[WORK ORDER]
Go through the data and copy each line where the string "window" appears.

[INFORMATION SUPPLIED]
_ _ _ _ _ _ _

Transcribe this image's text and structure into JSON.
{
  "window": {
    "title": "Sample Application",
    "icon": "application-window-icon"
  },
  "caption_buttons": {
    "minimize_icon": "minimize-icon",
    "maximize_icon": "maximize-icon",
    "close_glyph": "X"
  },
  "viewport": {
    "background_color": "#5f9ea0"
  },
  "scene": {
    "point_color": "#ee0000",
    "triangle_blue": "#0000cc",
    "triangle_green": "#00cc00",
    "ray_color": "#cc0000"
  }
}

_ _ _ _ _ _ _

[WRITTEN RESPONSE]
  "window": {
    "icon": "application-window-icon"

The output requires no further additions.